The ability to share content between stations in a standardized way that leverages creative commons is an absolute must, not only for public access stations but many other CTC's as well. There is a lot of energy in these communities to start sharing content presently, but the currently available tools are either too complex or not built with a sustainable vision.
I've worked personally with the developer of this project (Kevin Reynen) for over 2 years, and have the utmost confidence that he would be able to execute this proposal in an effective way that integrates the needs of the community while leveraging the appropriate resources already available in Drupal.
Since 1977, Community Television of Knoxville has provided training and access to television production facilities for the exclusive non-commercial use of local residents, nonprofit organizations, community groups, and local government agencies in our community. Recently, we created a Drupal-based website to allow Community Producers from all over the country to showcase their video & audio projects.
CommunityProducers.com encourages community producers to add their projects to our growing collection for on-line viewing and an expanded cable TV audience that could include community access channels across the country. Because of the enormous cost considerations, we do not actually store the video files at our site. Instead, we must require community producers to first upload them to other third party video sharing sites like Archive.org, Vimeo, etc.
An improved method to facilitate sharing of locally produced community video programming would be the CC Uploader tool (Content Agent) for Drupal. It would finally allow community access stations with basic broadband connections and thousands of hours of video programming to share this content with the world by pushing it to Creative Commons friendly Content Distribution Networks like Archive.org, Vimeo and others.
Amherst Community Media: Community Media Coordinator
Amherst Community Media has existed under various monikers since 1975, we consequently have a huge archive of material on sundry formats that we are looking to digitize and share. As such we are like thousands of Community Media Centers across the US and across the world.
Through our involvement in the Open Media Project we have started using Creative Commons licenses to promote wider sharing of our current and archive material, a move that makes sense to staff and members and which we can easily implement with the Open Media toolset and our Drupal website.

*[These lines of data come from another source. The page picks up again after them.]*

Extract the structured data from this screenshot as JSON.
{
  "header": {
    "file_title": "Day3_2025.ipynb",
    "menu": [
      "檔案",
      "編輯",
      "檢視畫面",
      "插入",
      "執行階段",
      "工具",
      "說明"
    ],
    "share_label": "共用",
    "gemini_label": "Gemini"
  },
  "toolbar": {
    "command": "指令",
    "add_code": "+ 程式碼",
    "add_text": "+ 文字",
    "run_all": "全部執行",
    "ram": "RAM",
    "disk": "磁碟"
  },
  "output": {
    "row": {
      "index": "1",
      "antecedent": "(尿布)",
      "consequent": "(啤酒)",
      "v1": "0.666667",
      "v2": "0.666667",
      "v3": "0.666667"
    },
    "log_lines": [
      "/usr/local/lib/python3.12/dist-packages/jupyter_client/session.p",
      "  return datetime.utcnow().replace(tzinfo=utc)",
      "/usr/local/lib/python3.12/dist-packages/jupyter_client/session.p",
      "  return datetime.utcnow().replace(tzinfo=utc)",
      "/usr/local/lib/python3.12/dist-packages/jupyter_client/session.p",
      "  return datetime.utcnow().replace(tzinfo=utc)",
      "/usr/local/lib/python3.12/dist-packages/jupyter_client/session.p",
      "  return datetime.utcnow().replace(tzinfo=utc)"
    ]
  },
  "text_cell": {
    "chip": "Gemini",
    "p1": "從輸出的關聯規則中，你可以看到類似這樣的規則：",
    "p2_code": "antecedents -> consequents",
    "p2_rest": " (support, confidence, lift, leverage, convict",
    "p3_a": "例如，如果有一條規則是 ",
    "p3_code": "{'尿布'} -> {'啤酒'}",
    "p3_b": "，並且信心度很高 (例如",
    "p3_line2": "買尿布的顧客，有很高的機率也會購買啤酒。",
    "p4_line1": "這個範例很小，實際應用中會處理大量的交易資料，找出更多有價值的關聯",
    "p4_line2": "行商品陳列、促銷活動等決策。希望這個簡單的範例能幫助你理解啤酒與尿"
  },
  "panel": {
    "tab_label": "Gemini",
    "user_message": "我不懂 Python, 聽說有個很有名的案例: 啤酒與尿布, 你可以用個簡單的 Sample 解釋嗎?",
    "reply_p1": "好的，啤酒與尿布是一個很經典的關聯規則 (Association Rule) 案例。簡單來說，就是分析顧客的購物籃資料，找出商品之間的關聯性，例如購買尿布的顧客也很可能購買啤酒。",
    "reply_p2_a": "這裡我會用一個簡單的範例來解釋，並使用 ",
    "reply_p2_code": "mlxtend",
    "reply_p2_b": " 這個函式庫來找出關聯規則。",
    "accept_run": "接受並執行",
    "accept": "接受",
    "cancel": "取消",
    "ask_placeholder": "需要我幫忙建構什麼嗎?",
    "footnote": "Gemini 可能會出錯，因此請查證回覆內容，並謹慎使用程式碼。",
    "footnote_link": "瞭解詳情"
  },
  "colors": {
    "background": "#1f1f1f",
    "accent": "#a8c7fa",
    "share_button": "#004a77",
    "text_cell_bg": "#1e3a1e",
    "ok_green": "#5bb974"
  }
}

In order for other Community Media Centers to benefit from using Creative Commons and realize the potential of this rich resource of material there needs to be a mechanism in place to easily enable the uploading and categorization of content. Having worked with Kevin Reynen, this project’s lead developer, over the last two years I am confident that this project under his leadership will be the model that enables Community Media and Creative Commons to promote wider use of each other while facilitating the archiving of untold riches from US cultural history.
At Illinois Public Media, we create some forty hours of born-digital local content each week. We're also in the process of digitizing several thousands of hours of audio and video archives dating from the late 1920s, much of which reflects the history of public affairs, news, and culture through the 20th century. We intend to make all this content accessible for public interest and educational purposes, and we hope to preserve it and preserve access to it for the long-term future. This is why we believe the CC Uploader for Drupal project is so important, as a vital piece of the Drupal toolset which is becoming increasingly ubiquitous wherever people are working to make and share media in the public interest. The integration of Creative Commons licensing the Internet Archive is a natural match for those using Drupal as a media publishing platform.
Illinois Public Media is currently developing a Drupal profile intended to help solve certain common problems with media cataloging, metadata, publishing, licensing, and preservation. CC Uploader for Drupal would fill a major gap in our own project, and would fit nicely within the model we are developing. From conversations with many other media producers, archivists, and Drupal users, it's clear this would fill a growing need.